Wonder Woman 1984 is here and this was one movie I was really waiting for. The first of the films with the character was superb, one of the best of the genre — a brilliant origins picture. Now we would go to the 1980s!
Unfortunately, the new movie is not nearly as good as the first. Mind you, it is not a bad one, actually pretty good. But it has enormous flaws, and they get in the way of creating a coherent, exciting story line. This is a film clearly made because it is a sequel to a really successful film that has a couple of top stars, particularly Gal Gadot, the most charismatic performer in the DC/Marvel pantheon.
Diana Prince (Gal Gadot), Wonder Woman’s alter ego, is working as a cultural anthropologist at the Smithsonian Institution in Washington, keeping a low profile, although she does manage to capture a group of goons at a local mall before going back in hiding. She meets awkward Barbara Minerva (Kristen Wiig), who has a whole string of degrees, when she begins work at the Smithsonian. Barbara is the opposite of Diana: she’s awkward, bad with people and is essentially ignored by just about everyone.
Maxwell Lord (Pedro Pascal), a failing businessman, recognizes an artifact as a “wishing stone,” one that grants people their heart’s desire. Barbara wishes to be more like Diana and is gradually transformed. Diana, in passing, wishes her great love Steve Trevor (Chris Pine) could be alive, and he returns. And Lord wishes that he could be the means for everyone to achieve their wishes.
As expected, things fall apart. Diana is thrilled to reunite with Steve and recruits him to help find the wishing stone, one said to have been involved in the destruction of civilizations all through history. Barbara and Lord oppose her. That leads to the major plot… which goes nowhere.
The chemistry between Gadot and Pine still works. Together, they are great. You can sense the attraction between the two. Some great comedy is worked in. Watching her try to get him dressed in 1980s fashion was funny. I enjoyed Steve trying on parachute pants and asking if it meant that everyone went parachuting. Their scenes were great, with an emphasis on the best action setup in the film as the two of them chase Lord and a group of minions on an Egyptian highway.

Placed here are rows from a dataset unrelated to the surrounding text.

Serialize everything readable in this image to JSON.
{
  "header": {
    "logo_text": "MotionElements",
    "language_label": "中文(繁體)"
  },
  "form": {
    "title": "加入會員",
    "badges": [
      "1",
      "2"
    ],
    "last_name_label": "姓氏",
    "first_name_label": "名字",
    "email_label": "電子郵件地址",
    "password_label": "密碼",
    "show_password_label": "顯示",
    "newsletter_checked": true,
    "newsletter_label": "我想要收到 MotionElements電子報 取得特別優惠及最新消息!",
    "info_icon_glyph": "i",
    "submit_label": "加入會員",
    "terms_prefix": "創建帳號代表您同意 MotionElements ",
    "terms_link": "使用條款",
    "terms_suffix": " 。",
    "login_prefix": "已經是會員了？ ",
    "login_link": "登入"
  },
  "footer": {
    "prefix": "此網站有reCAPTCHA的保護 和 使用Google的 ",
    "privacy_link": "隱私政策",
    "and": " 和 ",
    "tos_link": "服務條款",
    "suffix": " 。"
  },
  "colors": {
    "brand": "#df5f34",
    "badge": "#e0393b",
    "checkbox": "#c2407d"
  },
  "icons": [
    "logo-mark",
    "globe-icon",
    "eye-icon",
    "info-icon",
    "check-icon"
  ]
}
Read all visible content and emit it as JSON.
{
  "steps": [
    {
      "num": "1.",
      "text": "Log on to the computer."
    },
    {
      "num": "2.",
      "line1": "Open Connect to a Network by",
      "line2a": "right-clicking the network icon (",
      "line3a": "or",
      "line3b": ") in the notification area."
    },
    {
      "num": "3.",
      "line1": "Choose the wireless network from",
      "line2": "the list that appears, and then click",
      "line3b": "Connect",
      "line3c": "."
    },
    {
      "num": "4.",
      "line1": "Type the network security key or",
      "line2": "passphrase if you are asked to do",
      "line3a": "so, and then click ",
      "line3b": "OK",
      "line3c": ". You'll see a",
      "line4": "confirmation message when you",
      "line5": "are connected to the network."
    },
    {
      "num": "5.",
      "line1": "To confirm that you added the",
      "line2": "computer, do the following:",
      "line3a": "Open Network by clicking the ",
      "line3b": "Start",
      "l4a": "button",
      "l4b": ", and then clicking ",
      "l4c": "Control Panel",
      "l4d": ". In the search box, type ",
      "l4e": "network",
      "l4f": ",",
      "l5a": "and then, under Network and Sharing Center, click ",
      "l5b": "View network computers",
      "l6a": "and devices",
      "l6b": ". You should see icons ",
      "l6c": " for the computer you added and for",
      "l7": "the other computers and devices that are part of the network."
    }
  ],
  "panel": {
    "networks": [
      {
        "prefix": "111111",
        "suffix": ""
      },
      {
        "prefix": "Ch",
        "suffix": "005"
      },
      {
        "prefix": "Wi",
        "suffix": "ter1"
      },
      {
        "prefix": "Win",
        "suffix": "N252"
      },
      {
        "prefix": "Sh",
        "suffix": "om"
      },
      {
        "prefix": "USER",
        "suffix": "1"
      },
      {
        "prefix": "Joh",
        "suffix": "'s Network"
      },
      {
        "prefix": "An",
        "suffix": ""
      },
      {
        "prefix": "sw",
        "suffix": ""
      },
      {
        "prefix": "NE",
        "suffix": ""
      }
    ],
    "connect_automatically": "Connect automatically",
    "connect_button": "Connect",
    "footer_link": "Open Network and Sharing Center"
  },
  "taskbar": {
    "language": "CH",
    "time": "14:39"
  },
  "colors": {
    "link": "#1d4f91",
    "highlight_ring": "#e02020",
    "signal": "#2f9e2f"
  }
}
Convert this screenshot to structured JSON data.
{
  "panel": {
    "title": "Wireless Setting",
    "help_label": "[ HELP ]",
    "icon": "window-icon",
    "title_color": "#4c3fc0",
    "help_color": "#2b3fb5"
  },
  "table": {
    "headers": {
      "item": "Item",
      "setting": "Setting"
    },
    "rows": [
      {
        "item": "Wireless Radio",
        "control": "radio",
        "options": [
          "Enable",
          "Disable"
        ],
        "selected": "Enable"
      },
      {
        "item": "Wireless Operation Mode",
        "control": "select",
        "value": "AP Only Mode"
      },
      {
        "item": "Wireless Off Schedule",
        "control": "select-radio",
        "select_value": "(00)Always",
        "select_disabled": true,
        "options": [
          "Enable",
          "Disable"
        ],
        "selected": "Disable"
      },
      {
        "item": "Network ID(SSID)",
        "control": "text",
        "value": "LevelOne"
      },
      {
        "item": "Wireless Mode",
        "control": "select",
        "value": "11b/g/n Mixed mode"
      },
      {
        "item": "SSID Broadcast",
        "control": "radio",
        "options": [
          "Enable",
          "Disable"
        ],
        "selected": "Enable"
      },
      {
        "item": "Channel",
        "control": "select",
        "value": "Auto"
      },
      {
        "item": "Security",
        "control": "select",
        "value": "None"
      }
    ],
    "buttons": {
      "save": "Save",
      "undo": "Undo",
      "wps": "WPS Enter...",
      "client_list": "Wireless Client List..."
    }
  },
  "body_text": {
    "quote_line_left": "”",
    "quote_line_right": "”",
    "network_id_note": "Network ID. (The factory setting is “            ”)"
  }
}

Wiig gets a great chance to steal scenes using her impeccable comic timing, her good looks and acting ability to play a really complex character. Pascal is way over the top, stealing most scenes because the other actors are more laid back, but his motivation, aside for a drive for power, is unclear. And the ending creates a change in the character that seems unbelievable.
There are not many action scenes considering the genre and the more than two-and-a-half-hour length. There is a nice opening sequence with Diana as a child learning that cheating is wrong, which presents the film’s moral message about truth being the most important thing. Then there is a brief fight with some clumsy thugs, the aforementioned highway chase, a far-too-long fight in the White House and a final battle between Wonder Woman and Cheetah, which was filmed in the dark so that it’s hard to figure out who was winning or even if the actors were really there. Somehow Barbara becomes sort of feline, although I could barely see it.
This film reminds me of the really silly superhero movies we saw before Christopher Nolan did Batman Begins in 2005. The villains have no real motive, and there are massive holes in logic. But with Gadot headlining it, they thought we could sit through more than two hours of it. There were some good sequences, but except for the parts where she and Pine were together, the film dragged.
Since you’ll probably see the movie on HBO Max if you have it, and it’s free for the next month, see it. It’s certainly worth that price of admission. As I wrote earlier, not bad but not really very good.
Nevertheless, it was great to actually see a new movie.